W-Sitting: Things to Consider

Hello! My name is Hannah Nielsen and I am an occupational therapist (OT)at Partners In Excellence. I have been practicing as an occupational therapist for just over 2years and treat clients at our North St. Paul location. One of the many reasons that I love Partners is that I can promote independence across a variety of skills while working as part of a collaborative team. I am currently supervising a level II fieldwork student, Chrissy Vang, who also participated in writing this blog post.

Today we will be discussing W-Sitting.

What is W-Sitting?

W-sitting occurs when someone is sitting flat on the floor with their knees turned inward and feet pointing out. When observing this posture while standing, it visibly forms a “W”. This sitting position is often observed during childhood, but it may naturally decrease as the child matures.

(Autism Alliance, 2019)

Potential Reasons This Occurs

  • Poor core strength
    • When a child has insufficient core strength or poor posture, a “W” sit provides a wider base of support which requires less engagement from core and trunk muscles. Children with low muscle tone may utilize a “W” sitting position as a compensatory strategy to preserve energy.
  • Sensory seeking – Proprioceptive input
    • Proprioceptive input is the ability to feel where your body is in space. When a child engages in seeking out proprioceptive input, they may not be able to sense their body’s movements or corresponding actions. During pretend play, a child may automatically bring a toy phone to their ear without overshooting. Or when a child is thirsty, they can bring a full cup of water to their mouth to drink without spilling. These examples demonstrate a sensory system that is functioning properly to help a child perform a desired action by recognizing where their body is in space.
  • Repetitive positioning
    • A child may position their body into a “W” sit as it provides a more comfortable sitting posture. Out of routine or habit, they may naturally position themselves into this posture without realizing it.

How Does OT Address W-Sitting?

  • Strengthening
    • OTs can help the individual strengthen specific muscle groups to improve sitting balance and postural control. This could either be in the form of an individualized exercise program or during playful therapeutic activities and engagement.
  • Positioning
    • An OT may provide visual supports or alternative positioning for a child to help correct a “W” sit.
    • An example of a visual support that includes alternative positioning is included below:

(Autism Alliance, 2019)

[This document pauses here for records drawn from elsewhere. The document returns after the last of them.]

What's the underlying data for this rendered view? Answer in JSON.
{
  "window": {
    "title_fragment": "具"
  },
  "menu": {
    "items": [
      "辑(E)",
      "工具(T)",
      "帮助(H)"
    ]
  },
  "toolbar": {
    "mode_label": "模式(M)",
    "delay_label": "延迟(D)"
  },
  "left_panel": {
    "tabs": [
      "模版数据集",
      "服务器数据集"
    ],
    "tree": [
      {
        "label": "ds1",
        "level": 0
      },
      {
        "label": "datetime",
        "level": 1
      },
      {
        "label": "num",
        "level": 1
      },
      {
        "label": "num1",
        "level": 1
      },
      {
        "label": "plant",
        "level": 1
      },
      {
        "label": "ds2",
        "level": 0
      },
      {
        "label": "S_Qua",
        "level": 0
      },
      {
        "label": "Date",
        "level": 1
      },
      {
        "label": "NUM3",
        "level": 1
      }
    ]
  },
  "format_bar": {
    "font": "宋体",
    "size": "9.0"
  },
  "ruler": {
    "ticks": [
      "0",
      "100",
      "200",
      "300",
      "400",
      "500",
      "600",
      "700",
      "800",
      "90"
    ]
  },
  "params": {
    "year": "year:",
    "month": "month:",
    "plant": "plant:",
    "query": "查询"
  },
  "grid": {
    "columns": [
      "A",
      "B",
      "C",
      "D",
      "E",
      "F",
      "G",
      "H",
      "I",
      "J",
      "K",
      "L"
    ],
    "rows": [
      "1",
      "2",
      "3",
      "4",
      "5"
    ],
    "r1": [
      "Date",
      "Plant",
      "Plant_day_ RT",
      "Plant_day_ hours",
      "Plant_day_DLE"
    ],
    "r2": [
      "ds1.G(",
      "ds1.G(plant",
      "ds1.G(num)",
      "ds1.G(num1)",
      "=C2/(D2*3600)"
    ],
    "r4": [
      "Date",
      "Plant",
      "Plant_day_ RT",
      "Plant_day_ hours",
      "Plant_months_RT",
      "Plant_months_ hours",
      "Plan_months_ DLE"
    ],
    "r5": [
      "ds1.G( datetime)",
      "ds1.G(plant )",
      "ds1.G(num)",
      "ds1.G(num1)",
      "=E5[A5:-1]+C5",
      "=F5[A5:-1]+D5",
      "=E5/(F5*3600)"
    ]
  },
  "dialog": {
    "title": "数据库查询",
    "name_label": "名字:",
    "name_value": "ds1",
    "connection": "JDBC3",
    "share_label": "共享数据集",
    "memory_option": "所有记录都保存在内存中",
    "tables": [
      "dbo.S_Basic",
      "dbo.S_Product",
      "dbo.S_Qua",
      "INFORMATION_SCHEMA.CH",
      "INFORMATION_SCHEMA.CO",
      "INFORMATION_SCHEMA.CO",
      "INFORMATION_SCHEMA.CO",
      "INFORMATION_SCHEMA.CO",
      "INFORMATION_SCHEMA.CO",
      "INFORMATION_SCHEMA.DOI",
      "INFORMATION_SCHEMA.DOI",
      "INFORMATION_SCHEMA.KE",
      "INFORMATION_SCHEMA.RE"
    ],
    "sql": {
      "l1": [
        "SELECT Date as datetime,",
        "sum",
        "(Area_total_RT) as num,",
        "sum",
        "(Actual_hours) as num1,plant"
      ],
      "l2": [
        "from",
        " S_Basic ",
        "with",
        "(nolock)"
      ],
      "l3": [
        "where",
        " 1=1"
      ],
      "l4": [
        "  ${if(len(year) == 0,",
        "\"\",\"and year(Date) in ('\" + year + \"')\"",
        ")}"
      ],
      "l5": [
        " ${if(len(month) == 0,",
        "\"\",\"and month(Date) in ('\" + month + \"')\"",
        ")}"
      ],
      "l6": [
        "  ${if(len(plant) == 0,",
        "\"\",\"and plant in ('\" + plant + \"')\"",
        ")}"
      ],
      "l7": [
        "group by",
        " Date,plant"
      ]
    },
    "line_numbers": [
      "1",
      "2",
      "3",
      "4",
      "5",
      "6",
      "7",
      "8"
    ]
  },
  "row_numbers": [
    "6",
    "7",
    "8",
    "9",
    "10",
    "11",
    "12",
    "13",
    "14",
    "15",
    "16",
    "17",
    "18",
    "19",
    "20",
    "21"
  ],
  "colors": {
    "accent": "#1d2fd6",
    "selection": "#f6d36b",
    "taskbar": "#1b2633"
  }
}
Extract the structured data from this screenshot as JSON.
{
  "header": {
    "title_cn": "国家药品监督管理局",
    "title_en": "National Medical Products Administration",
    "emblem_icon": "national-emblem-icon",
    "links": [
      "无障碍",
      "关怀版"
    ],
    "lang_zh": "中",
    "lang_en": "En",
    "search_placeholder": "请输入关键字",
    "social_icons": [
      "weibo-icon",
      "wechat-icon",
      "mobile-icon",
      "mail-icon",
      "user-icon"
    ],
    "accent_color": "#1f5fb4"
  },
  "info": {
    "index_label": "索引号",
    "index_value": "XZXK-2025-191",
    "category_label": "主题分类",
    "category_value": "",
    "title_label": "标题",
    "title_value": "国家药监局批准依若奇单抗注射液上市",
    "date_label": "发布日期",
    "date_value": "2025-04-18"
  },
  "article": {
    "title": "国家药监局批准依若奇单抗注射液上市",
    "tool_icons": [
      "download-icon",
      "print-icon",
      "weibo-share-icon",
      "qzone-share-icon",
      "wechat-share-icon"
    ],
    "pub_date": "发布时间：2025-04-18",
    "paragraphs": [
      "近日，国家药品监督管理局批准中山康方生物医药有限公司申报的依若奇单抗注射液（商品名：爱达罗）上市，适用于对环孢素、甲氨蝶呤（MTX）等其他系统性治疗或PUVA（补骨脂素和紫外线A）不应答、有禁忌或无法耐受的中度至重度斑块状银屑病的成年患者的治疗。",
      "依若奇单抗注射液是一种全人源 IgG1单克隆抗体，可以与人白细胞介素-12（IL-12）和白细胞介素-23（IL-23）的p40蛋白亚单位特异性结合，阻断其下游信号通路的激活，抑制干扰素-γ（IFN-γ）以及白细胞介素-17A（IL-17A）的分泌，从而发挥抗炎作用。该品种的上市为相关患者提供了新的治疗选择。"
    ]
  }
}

  • Balance
    • A child may participate in different balancing activities with their OT to improve their body awareness and postural control. This will help to improve a child’s sitting and standing balance across environments.
  • Coordination
    • OTs may include a variety of activities such as crossing over from one side of the body to the other (crossing midline) and using both the upper and lower body to complete tasks (bilateral coordination). By increasing a child’s coordination, they will have a greater range of motion and more controlled movements to engage in functional activities throughout the day.

Things to Try at Home

  • Kid friendly yoga
  • Visual supports
  • Proprioceptive sensory input
  • Exercising
  • Gross motor play activities
    • Some examples could include:
      • Jumping jacks, hopscotch, crab walks, bear crawls, etc.

For more information or concerns you have may, please consult with your occupational therapist.

Our occupational therapy team is excited to continue to contribute to our Partners’ blog this year to offer insight into our field. Be on the lookout for more posts from our occupational therapists and certified occupational therapy assistants!


Autism Alliance. (2019, May 23). W Sitting. http://www.autismalliance.com.au/w-sitting/